Below are handwritten proofreading marks on a reference page. Citation copyediting requires meticulous and careful attention. I enjoyed it for that element as well as the challenge of keeping everything neat and readable.
For a Grammar & Rhetoric course, we were asked to copyedit a classmate's paper and send them a memorandum as if they were a client of ours. On the left is the first round of edits to "Hell," an essay deconstructing the origins of the word and its linguistic impact. Interacting with the author of a piece so personally was a unique experience, and helped establish the importance of tactically editing and giving feedback to authors. Beyond the copyediting experience itself, the assignment drew attention to working well with the author, which I had not yet thought about in a tangible way.
COMMUNICATIONS STRATEGY FOR FUNDERS AND DONORS
At the end of a course titled Writing Research Communities, the class was split into different groups to give communications strategy recommendations for various aspects of the organization. My group did Fundraisers & Donors, so the recommendations and goals that we set are centered on bolstering donations for the non-profit Friends of the Red Cedar River (FRCR).
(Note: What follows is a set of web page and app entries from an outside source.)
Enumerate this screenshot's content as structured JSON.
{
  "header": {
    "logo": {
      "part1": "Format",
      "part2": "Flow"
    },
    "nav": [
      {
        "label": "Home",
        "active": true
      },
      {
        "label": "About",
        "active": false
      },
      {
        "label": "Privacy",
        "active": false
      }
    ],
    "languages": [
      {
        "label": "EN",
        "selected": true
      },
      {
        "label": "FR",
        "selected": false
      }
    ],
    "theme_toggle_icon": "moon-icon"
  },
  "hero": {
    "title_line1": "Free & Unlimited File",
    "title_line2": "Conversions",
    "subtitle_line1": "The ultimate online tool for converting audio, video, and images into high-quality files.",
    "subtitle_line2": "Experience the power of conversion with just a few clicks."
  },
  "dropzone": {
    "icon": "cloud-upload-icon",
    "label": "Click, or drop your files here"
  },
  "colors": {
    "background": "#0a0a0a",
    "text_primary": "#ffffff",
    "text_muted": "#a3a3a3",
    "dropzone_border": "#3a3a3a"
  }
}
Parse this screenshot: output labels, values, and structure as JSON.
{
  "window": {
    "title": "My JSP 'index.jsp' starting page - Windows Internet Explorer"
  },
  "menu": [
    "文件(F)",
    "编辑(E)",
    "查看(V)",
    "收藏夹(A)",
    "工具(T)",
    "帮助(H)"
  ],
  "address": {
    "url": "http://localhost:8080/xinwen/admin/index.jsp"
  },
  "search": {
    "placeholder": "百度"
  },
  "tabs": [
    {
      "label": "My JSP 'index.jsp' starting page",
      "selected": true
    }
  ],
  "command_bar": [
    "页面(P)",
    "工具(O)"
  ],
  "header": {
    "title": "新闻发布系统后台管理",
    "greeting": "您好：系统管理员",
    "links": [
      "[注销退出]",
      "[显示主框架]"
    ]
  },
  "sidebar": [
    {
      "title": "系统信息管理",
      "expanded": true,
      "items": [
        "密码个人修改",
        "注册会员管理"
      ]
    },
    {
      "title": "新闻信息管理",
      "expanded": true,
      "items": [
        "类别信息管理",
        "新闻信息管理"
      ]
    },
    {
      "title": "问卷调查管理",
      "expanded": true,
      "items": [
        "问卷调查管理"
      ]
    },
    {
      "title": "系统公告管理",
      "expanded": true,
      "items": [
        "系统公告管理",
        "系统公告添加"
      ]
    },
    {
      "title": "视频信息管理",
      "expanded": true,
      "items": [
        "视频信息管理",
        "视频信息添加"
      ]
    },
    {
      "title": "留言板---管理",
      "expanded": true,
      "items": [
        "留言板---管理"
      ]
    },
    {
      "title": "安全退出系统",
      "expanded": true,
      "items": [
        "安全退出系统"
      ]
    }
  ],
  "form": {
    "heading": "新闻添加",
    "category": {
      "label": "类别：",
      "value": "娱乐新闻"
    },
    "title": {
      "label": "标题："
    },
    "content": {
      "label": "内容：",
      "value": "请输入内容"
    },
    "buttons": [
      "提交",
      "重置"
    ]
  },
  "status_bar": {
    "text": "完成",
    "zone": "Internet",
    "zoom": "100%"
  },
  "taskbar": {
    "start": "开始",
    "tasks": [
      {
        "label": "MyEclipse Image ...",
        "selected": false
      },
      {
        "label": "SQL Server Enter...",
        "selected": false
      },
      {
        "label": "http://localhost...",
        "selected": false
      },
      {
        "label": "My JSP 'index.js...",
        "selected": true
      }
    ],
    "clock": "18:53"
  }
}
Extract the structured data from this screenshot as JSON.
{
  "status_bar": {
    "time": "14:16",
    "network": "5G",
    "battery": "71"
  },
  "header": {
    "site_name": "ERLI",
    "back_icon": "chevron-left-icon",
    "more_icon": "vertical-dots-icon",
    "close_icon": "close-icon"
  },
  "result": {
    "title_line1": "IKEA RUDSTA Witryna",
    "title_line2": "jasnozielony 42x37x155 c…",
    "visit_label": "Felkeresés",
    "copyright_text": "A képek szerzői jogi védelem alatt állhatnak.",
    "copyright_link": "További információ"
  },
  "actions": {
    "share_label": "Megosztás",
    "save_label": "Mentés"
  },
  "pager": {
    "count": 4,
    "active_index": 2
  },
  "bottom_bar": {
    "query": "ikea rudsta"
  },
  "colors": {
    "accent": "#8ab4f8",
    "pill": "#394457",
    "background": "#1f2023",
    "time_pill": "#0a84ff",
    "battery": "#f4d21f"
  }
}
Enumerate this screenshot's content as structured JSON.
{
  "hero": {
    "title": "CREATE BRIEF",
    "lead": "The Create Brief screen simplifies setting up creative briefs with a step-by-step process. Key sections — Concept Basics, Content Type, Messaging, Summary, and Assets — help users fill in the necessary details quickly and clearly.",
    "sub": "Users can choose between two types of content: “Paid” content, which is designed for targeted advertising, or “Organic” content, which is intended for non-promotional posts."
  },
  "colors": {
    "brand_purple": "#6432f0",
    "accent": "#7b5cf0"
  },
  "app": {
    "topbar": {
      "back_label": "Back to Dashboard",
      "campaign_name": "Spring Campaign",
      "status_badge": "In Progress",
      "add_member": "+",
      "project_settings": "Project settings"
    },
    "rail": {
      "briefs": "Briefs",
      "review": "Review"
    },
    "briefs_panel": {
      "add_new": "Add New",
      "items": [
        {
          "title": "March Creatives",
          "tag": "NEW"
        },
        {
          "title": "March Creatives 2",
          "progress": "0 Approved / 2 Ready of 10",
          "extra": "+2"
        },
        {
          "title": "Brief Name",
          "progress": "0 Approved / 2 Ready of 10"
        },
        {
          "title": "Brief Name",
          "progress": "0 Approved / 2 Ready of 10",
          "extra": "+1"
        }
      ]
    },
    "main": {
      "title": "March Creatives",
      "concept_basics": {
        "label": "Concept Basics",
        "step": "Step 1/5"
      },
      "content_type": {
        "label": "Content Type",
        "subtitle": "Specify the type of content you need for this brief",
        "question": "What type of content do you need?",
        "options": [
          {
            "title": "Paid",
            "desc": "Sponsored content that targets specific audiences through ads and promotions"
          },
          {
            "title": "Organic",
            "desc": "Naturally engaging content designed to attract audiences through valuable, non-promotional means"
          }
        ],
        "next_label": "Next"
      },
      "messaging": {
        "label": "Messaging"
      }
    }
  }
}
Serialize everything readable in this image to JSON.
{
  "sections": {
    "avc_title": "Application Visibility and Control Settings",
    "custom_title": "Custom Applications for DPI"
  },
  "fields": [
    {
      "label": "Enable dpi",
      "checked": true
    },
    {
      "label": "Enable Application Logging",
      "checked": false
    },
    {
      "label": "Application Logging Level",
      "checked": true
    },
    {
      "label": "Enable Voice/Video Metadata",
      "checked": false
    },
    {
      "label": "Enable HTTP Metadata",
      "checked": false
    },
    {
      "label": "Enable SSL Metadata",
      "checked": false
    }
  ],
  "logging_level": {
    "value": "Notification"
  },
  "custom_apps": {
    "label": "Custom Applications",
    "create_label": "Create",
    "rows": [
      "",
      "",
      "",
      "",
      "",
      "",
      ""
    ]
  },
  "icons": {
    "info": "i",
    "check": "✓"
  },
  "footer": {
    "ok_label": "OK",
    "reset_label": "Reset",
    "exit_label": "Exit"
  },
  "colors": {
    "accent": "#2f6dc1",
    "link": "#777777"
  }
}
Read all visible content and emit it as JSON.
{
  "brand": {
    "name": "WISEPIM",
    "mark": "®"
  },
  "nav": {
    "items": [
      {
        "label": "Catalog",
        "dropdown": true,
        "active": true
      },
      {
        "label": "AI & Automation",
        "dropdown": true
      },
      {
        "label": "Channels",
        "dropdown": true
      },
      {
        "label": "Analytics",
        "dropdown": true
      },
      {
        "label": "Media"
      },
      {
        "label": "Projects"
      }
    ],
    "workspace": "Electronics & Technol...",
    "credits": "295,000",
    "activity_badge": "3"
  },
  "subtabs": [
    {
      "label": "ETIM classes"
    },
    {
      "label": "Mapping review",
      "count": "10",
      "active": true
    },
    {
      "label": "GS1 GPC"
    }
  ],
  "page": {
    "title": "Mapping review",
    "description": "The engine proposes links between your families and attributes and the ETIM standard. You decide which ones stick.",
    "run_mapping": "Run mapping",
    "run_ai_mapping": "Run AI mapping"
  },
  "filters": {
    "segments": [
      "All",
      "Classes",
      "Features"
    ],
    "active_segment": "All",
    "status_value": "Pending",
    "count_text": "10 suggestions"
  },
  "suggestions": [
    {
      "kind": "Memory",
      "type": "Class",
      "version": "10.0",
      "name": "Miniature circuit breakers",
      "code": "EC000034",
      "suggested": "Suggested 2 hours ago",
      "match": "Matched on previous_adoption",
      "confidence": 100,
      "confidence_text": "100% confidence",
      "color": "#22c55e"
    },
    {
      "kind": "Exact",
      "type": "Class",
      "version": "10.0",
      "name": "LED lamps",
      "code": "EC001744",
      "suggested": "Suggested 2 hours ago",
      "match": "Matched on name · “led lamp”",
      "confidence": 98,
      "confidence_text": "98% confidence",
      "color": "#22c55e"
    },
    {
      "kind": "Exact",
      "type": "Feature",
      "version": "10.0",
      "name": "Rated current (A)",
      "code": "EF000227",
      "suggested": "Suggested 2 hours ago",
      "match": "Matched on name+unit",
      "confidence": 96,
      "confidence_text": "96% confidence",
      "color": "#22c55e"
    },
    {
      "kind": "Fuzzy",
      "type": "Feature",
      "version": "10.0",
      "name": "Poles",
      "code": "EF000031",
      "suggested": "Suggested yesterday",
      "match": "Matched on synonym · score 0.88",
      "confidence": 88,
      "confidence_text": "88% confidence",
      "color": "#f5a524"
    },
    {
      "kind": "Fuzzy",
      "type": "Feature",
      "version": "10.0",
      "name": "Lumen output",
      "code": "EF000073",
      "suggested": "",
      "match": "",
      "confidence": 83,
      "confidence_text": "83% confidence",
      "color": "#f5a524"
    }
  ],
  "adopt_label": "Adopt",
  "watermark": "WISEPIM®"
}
To do this project, we used skills developed earlier in the class; we intensely researched non-profits of our choice to analyze their various communications (e.g. annual reports, social media, website information, etc.) to see what was effective and what left something to be desired. Moving forward with this knowledge as well as analyzing the audience at hand, we put together a few communications goals.
Alongside the goals is an extensive list of various types of needs and a specific plan laid out to best accomplish said goals to make them attainable and time-sensitive. The final element to this project was presenting in a slideshow format, where our audience was the non-profit for whom we were working.